Task to carry out:
After reading the listing below, copy it out exactly.
++++ Excerpted data
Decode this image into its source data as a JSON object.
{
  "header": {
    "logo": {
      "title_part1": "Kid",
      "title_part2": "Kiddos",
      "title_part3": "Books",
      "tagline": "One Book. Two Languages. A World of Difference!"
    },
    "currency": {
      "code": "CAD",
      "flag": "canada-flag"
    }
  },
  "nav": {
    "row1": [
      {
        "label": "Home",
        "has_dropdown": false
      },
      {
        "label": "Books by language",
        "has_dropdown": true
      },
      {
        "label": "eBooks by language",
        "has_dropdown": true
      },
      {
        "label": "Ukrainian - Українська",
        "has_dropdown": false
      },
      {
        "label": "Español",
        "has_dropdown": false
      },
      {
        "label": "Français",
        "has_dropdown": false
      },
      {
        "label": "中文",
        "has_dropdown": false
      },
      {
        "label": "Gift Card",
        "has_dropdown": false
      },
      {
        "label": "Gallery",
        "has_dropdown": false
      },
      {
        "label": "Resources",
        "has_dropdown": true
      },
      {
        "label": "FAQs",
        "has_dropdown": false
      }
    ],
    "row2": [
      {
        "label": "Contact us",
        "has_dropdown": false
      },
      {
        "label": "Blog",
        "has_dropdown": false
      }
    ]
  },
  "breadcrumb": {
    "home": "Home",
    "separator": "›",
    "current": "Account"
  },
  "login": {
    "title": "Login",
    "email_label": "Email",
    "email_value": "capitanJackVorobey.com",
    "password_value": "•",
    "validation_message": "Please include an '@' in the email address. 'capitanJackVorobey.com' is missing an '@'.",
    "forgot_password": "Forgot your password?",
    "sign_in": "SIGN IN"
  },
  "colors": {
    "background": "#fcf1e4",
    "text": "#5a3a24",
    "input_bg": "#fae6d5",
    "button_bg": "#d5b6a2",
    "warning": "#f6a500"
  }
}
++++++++
Written response:
Decode this image into its source data as a JSON object.
{
  "header": {
    "logo": {
      "title_part1": "Kid",
      "title_part2": "Kiddos",
      "title_part3": "Books",
      "tagline": "One Book. Two Languages. A World of Difference!"
    },
    "currency": {
      "code": "CAD",
      "flag": "canada-flag"
    }
  },
  "nav": {
    "row1": [
      {
        "label": "Home",
        "has_dropdown": false
      },
      {
        "label": "Books by language",
        "has_dropdown": true
      },
      {
        "label": "eBooks by language",
        "has_dropdown": true
      },
      {
        "label": "Ukrainian - Українська",
        "has_dropdown": false
      },
      {
        "label": "Español",
        "has_dropdown": false
      },
      {
        "label": "Français",
        "has_dropdown": false
      },
      {
        "label": "中文",
        "has_dropdown": false
      },
      {
        "label": "Gift Card",
        "has_dropdown": false
      },
      {
        "label": "Gallery",
        "has_dropdown": false
      },
      {
        "label": "Resources",
        "has_dropdown": true
      },
      {
        "label": "FAQs",
        "has_dropdown": false
      }
    ],
    "row2": [
      {
        "label": "Contact us",
        "has_dropdown": false
      },
      {
        "label": "Blog",
        "has_dropdown": false
      }
    ]
  },
  "breadcrumb": {
    "home": "Home",
    "separator": "›",
    "current": "Account"
  },
  "login": {
    "title": "Login",
    "email_label": "Email",
    "email_value": "capitanJackVorobey.com",
    "password_value": "•",
    "validation_message": "Please include an '@' in the email address. 'capitanJackVorobey.com' is missing an '@'.",
    "forgot_password": "Forgot your password?",
    "sign_in": "SIGN IN"
  },
  "colors": {
    "background": "#fcf1e4",
    "text": "#5a3a24",
    "input_bg": "#fae6d5",
    "button_bg": "#d5b6a2",
    "warning": "#f6a500"
  }
}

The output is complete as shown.